A health impact assessment was completed for a master plan for the South Lincoln housing redevelopment owned by the Denver Housing Authority (DHA). EnviroHealth Consulting completed the HIA and subcontracted to MITHUN firm who was hired by DHA to complete the master plan. In the neighborhood, approximately 38% live in poverty, more than half of the children are poor, over half are Latino. EnviroHealth utilized indicators from multiple sources such as the Healthy Development Measurement Tool. EnviroHealth collected data from community residents, community organizers and City staff i.e., focus groups, interviews, walkability and food audits and analyzed surveys and a health study and other completed documents. The consultant reported on the health impacts and the evidence-based recommendations to support better access and healthier lifestyles for the South Lincoln residents. The project’s vision was to transform South Lincoln into a green, healthy, desirable, and safe neighborhood that achieves multiple health related objectives including reducing noise, increasing physical activity, and providing social support.
The HIA made a series of detailed series of recommendations—such as pedestrian-level lighting to improve safety, low impact stormwater management techniques, noise barriers, improved bike lanes and sidewalks, and spaces for a farmers’ market and community garden—many of which were incorporate into the master plan.
The HIA process resulted in the identification and adoption of 37 (health-related) recommendations for the South Lincoln Homes redevelopment site, now called Mariposa.

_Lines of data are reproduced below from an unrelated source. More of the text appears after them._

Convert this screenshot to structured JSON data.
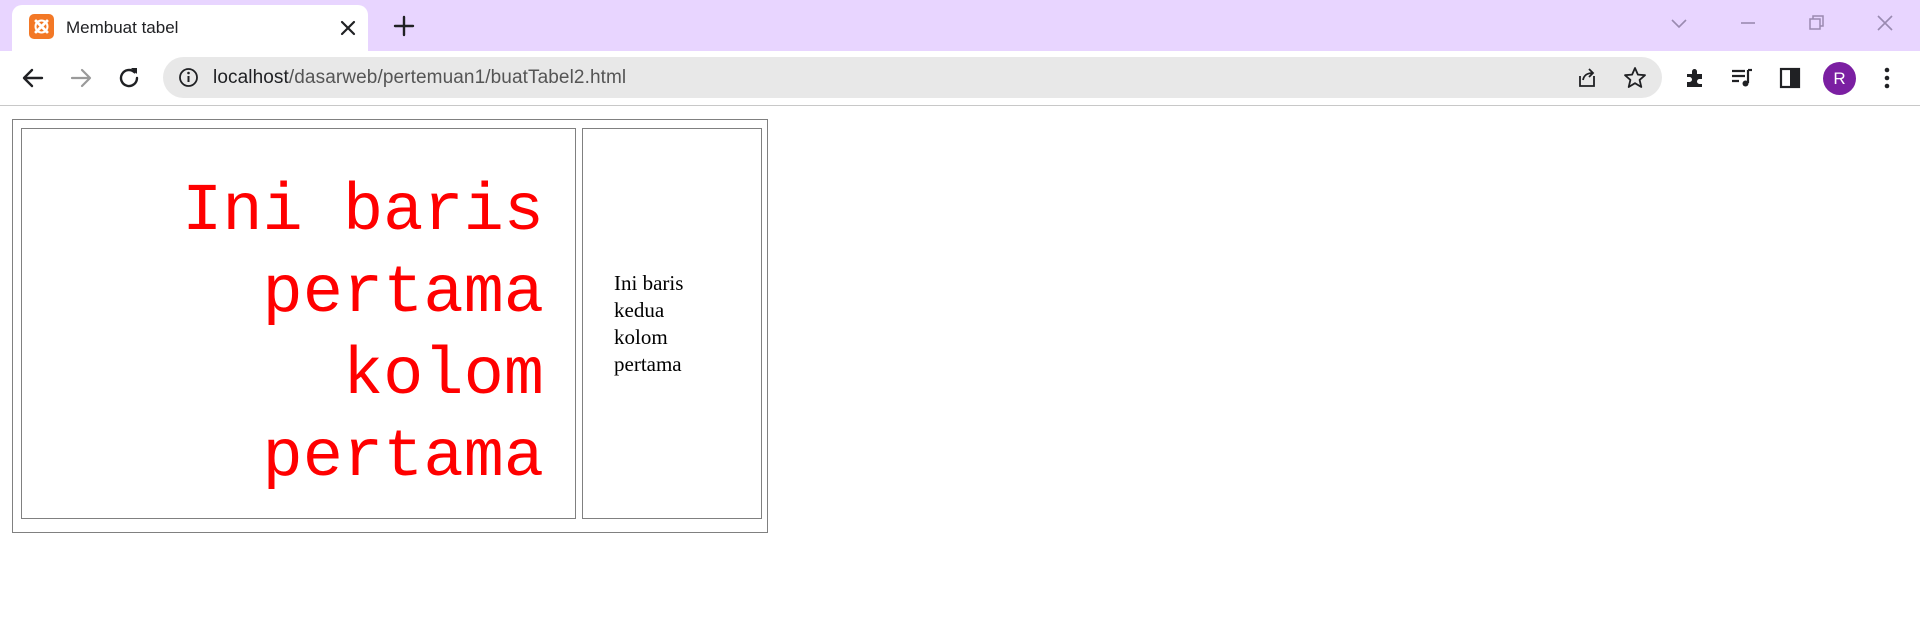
{
  "browser": {
    "tab_title": "Membuat tabel",
    "tab_favicon": "xampp-icon",
    "omnibox": {
      "host": "localhost",
      "path": "/dasarweb/pertemuan1/buatTabel2.html"
    },
    "profile_initial": "R",
    "colors": {
      "tabstrip": "#e8d5ff",
      "avatar": "#7b1fa2",
      "favicon": "#f37826"
    }
  },
  "page": {
    "table": {
      "cell_1_text": "Ini baris\npertama\nkolom\npertama",
      "cell_1_color": "#ff0000",
      "cell_2_text": "Ini baris\nkedua\nkolom\npertama"
    }
  }
}
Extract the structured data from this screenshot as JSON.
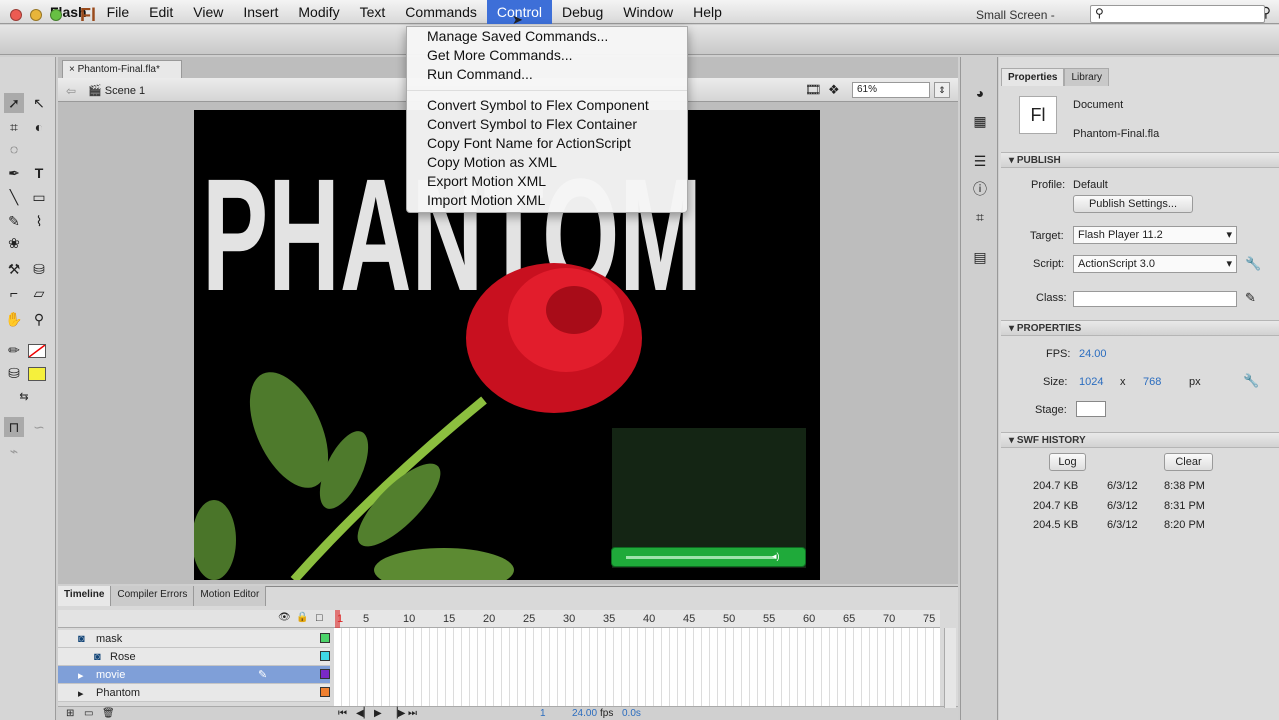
{
  "menubar": {
    "app": "Flash",
    "items": [
      "File",
      "Edit",
      "View",
      "Insert",
      "Modify",
      "Text",
      "Commands",
      "Control",
      "Debug",
      "Window",
      "Help"
    ],
    "active": "Control"
  },
  "appbar": {
    "logo": "Fl",
    "workspace": "Small Screen"
  },
  "document": {
    "tab": "Phantom-Final.fla*",
    "scene": "Scene 1",
    "zoom": "61%",
    "stage_title": "PHANTOM"
  },
  "commands_menu": {
    "group1": [
      "Manage Saved Commands...",
      "Get More Commands...",
      "Run Command..."
    ],
    "group2": [
      "Convert Symbol to Flex Component",
      "Convert Symbol to Flex Container",
      "Copy Font Name for ActionScript",
      "Copy Motion as XML",
      "Export Motion XML",
      "Import Motion XML"
    ]
  },
  "timeline": {
    "tabs": [
      "Timeline",
      "Compiler Errors",
      "Motion Editor"
    ],
    "layers": [
      "mask",
      "Rose",
      "movie",
      "Phantom"
    ],
    "ruler": [
      "1",
      "5",
      "10",
      "15",
      "20",
      "25",
      "30",
      "35",
      "40",
      "45",
      "50",
      "55",
      "60",
      "65",
      "70",
      "75"
    ],
    "frame": "1",
    "fps": "24.00",
    "fps_unit": "fps",
    "time": "0.0s"
  },
  "properties": {
    "tabs": [
      "Properties",
      "Library"
    ],
    "doc_type": "Document",
    "doc_name": "Phantom-Final.fla",
    "doc_icon": "Fl",
    "publish": {
      "header": "PUBLISH",
      "profile_label": "Profile:",
      "profile": "Default",
      "settings_button": "Publish Settings...",
      "target_label": "Target:",
      "target": "Flash Player 11.2",
      "script_label": "Script:",
      "script": "ActionScript 3.0",
      "class_label": "Class:"
    },
    "props": {
      "header": "PROPERTIES",
      "fps_label": "FPS:",
      "fps": "24.00",
      "size_label": "Size:",
      "width": "1024",
      "x": "x",
      "height": "768",
      "unit": "px",
      "stage_label": "Stage:"
    },
    "history": {
      "header": "SWF HISTORY",
      "log_button": "Log",
      "clear_button": "Clear",
      "rows": [
        {
          "size": "204.7 KB",
          "date": "6/3/12",
          "time": "8:38 PM"
        },
        {
          "size": "204.7 KB",
          "date": "6/3/12",
          "time": "8:31 PM"
        },
        {
          "size": "204.5 KB",
          "date": "6/3/12",
          "time": "8:20 PM"
        }
      ]
    }
  },
  "colors": {
    "menu_highlight": "#3d6fd8",
    "selected_layer": "#7f9fd8",
    "player_green": "#1faa3a",
    "value_blue": "#2b6dbf"
  }
}
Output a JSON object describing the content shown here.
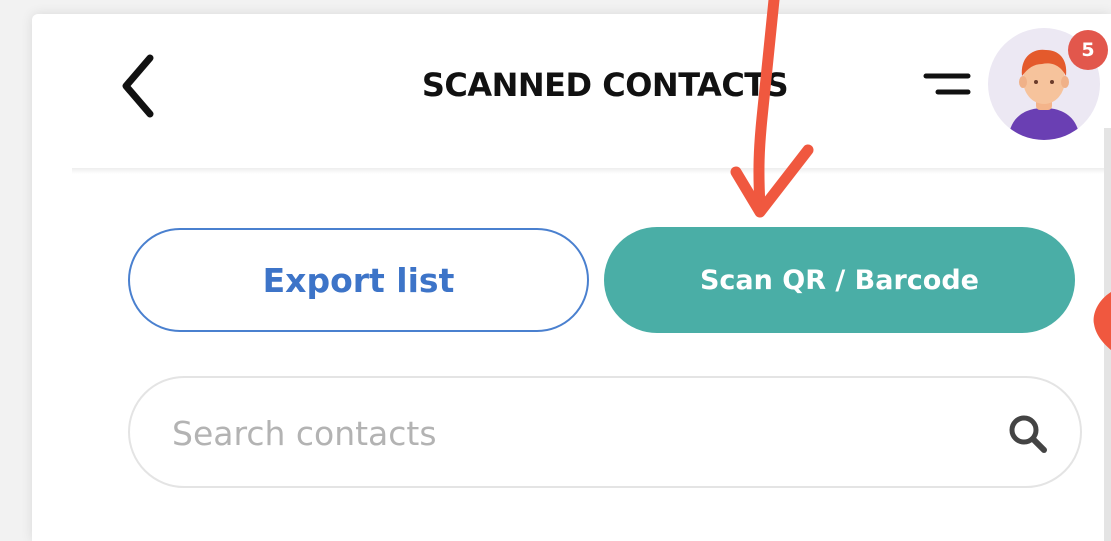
{
  "header": {
    "title": "SCANNED CONTACTS",
    "notification_count": "5"
  },
  "actions": {
    "export_label": "Export list",
    "scan_label": "Scan QR / Barcode"
  },
  "search": {
    "placeholder": "Search contacts",
    "value": ""
  },
  "icons": {
    "back": "chevron-left-icon",
    "menu": "menu-icon",
    "avatar": "user-avatar-icon",
    "search": "search-icon"
  },
  "colors": {
    "export_text": "#3d74c8",
    "export_border": "#4a80cf",
    "scan_background": "#4aaea6",
    "badge": "#e2574c",
    "annotation_arrow": "#f0583f"
  }
}
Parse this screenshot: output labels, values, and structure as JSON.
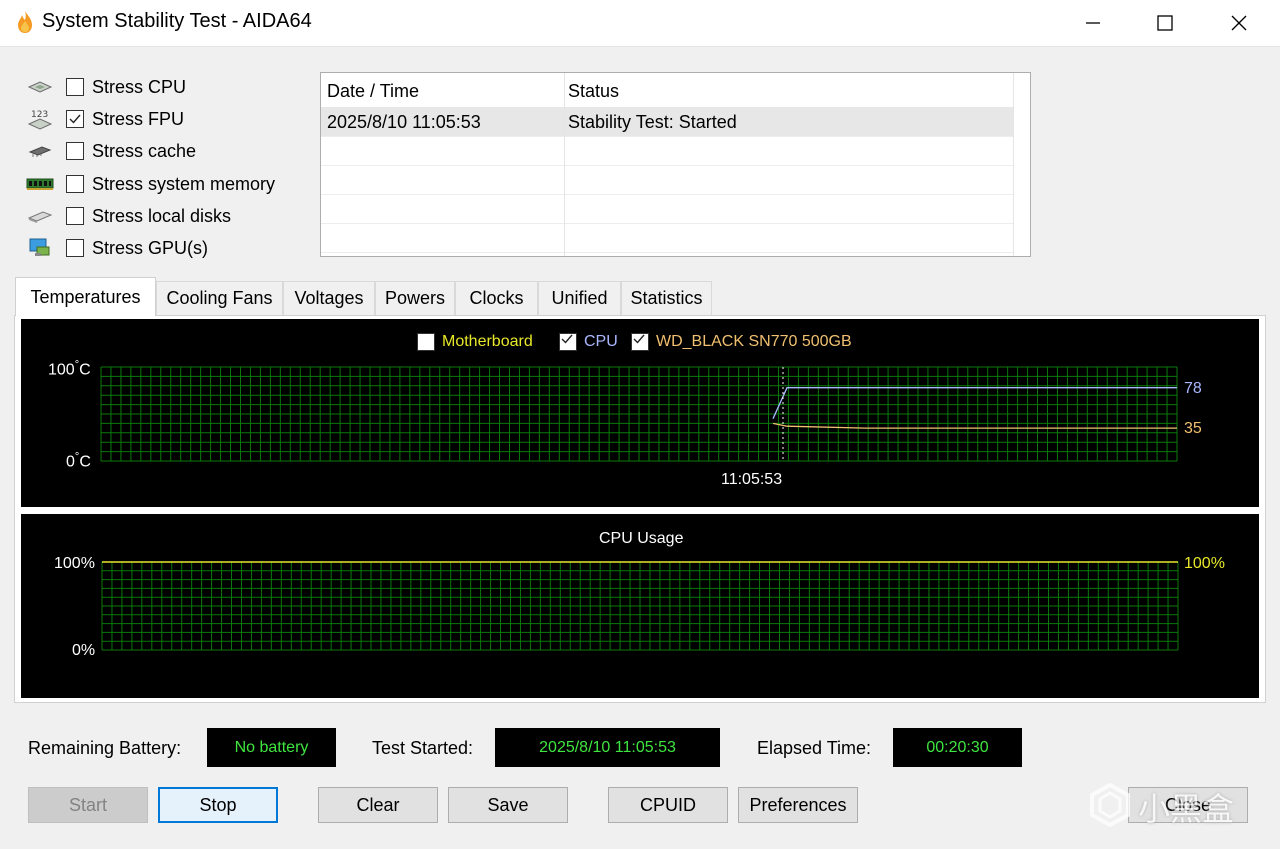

Implemented recommendations for Mariposa include: the addition of striped bike lanes or sharrows, improved lighting and street crossings to access grocery/markets, improved pedestrian spaces/closed streets/added street trees.
This Health Impact Assessment Report first appeared in The Cross-Sector Toolkit for Health. The Cross-Sector Toolkit for Health was originally developed by the Health Impact Project, formerly a collaboration of the Robert Wood Johnson Foundation and The Pew Charitable Trusts. The creation of this resource was supported by a grant from the Health Impact Project. The views expressed are those of the author(s) and do not necessarily reflect the views of The Pew Charitable Trusts, or the Robert Wood Johnson Foundation.